[Start of Attachment]

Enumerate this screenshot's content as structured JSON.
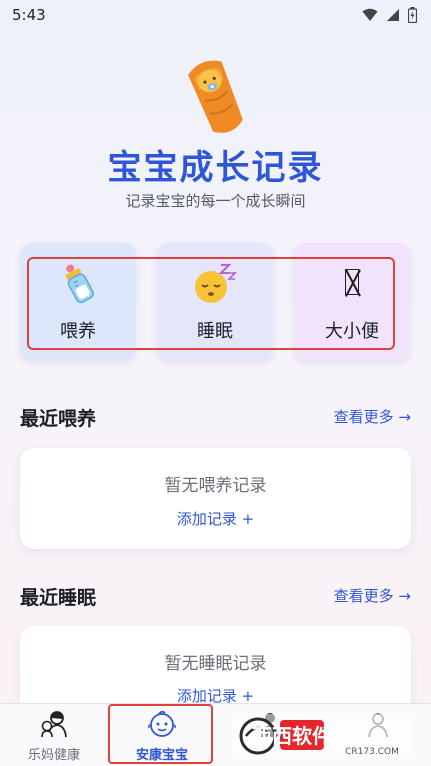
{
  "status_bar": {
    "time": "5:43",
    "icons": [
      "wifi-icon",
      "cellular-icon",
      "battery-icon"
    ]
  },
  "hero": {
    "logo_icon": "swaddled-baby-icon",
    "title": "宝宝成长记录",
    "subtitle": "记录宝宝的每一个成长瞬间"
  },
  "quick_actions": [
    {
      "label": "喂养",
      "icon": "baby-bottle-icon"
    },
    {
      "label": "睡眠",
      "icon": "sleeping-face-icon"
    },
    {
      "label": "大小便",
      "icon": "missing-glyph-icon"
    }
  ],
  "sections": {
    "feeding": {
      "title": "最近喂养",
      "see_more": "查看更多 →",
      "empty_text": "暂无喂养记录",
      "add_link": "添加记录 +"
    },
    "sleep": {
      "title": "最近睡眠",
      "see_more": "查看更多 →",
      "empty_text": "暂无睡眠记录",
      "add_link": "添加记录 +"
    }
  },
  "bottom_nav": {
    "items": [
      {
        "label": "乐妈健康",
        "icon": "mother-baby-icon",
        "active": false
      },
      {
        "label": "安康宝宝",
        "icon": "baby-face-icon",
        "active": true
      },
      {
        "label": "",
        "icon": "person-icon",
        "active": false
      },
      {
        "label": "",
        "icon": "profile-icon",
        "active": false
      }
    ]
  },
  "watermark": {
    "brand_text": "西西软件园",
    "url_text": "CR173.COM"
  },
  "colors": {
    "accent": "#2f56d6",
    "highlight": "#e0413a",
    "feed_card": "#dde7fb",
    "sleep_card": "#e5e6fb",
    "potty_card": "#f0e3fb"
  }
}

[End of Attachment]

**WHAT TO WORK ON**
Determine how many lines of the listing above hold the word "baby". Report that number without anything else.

**RESULT**
4